Rice University medical device spinout secures nearly $19M series A
A health tech startup based out of a newly formed accelerator program at Rice University has raised venture funding.
Motif Neurotech closed its series A round with an oversubscribed $18.75 million. The company, which develops minimally invasive bioelectronics for mental health treatment, was formed out of the Rice Biotech Launch Pad that launched last fall.
The round was led by Arboretum Ventures, with participation from new investors KdT Ventures, Satori Neuro, Dolby Family Ventures, re.Mind Capital and existing investors Divergent Capital, TMC Venture Fund, PsyMed Ventures, Empath Ventures and Capital Factory, according to a news release from Rice.
“Minimally invasive bioelectronics are the future of mental health treatment,” Jacob Robinson, CEO and founder of Motif Neurotech, says in the release. “Thirty percent of patients with depression don’t respond to two or more medications, and there is a significant need for additional treatment options that are effective and easily accessible."
The fresh funding will go toward developing the inaugural product, the DOT microstimulator, a wireless, battery-free device that can provide at-home therapy for treatment-resistant depression, or TRD, a major depressive disorder.
“This is a pivotal moment for the company as it closes its Series A in addition to the recent successful completion of the proof-of-concept first-in-human implant of the DOT stimulator device," Tom Shehab, managing partner of Arboretum Ventures, says in the release. "We believe Motif’s device will greatly improve the quality of life for patients who have been diagnosed with difficult to treat mental health disorders, including TRD."
Shehab, along with Amy Kruse, chief investment officer of Satori Neuro, will reportedly join Motif Neurotech's board of directors alongside Anthony Arnold, president and CEO of Sensydia Corporation, and Jacob Robinson, professor of electrical and computer engineering and bioengineering at Rice.

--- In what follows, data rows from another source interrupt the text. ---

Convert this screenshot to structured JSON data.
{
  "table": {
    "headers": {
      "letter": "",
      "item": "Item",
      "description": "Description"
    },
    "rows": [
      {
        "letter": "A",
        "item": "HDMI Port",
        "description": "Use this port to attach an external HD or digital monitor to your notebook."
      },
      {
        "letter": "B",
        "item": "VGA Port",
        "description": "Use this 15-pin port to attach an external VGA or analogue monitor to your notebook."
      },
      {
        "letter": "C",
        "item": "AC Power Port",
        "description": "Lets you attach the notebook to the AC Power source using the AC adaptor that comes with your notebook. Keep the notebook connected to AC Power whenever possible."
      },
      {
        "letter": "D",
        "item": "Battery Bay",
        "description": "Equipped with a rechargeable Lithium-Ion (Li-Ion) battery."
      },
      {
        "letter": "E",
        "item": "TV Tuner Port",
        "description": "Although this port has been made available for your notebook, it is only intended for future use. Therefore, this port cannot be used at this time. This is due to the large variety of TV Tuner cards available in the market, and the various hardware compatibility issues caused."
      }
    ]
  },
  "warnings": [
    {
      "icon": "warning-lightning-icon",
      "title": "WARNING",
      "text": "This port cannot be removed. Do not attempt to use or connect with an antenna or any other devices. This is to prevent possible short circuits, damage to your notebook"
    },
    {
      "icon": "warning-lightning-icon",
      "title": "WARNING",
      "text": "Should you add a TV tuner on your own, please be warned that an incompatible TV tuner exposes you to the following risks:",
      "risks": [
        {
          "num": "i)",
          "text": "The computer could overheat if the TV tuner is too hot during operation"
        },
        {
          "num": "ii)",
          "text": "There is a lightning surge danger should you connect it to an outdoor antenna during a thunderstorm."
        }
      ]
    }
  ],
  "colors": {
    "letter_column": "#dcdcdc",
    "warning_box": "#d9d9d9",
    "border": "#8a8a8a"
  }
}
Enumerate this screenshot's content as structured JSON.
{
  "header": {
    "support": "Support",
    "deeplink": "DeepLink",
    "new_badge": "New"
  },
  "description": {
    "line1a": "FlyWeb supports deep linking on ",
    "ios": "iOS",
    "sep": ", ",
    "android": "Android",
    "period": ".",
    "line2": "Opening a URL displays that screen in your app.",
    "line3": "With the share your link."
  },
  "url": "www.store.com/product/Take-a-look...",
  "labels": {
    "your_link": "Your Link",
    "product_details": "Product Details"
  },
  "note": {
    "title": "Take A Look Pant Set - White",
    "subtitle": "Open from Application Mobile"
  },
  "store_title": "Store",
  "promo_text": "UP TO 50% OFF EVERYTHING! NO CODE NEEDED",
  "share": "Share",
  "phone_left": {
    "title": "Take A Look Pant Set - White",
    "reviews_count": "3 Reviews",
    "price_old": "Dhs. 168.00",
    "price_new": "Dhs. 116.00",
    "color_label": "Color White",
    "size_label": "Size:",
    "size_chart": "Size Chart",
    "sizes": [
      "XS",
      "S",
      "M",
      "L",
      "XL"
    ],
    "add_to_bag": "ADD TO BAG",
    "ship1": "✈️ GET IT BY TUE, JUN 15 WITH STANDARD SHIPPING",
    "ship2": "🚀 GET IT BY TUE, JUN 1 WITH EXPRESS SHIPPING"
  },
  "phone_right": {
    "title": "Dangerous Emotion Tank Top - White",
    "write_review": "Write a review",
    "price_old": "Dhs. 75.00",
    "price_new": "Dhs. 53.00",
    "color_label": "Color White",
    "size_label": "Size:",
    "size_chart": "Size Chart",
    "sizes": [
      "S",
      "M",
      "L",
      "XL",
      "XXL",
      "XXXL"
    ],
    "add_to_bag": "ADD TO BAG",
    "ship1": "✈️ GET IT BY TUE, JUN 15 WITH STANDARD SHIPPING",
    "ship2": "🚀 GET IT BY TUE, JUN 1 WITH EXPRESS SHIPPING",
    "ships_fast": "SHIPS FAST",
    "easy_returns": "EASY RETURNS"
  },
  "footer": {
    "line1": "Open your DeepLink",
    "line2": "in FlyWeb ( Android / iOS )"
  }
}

The Rice Biotech Launch Pad was established to take biotech innovations from concept to clinical trials in five years or less. It occupies 15,000 square feet of space on campus and is funded through federal grants and donations.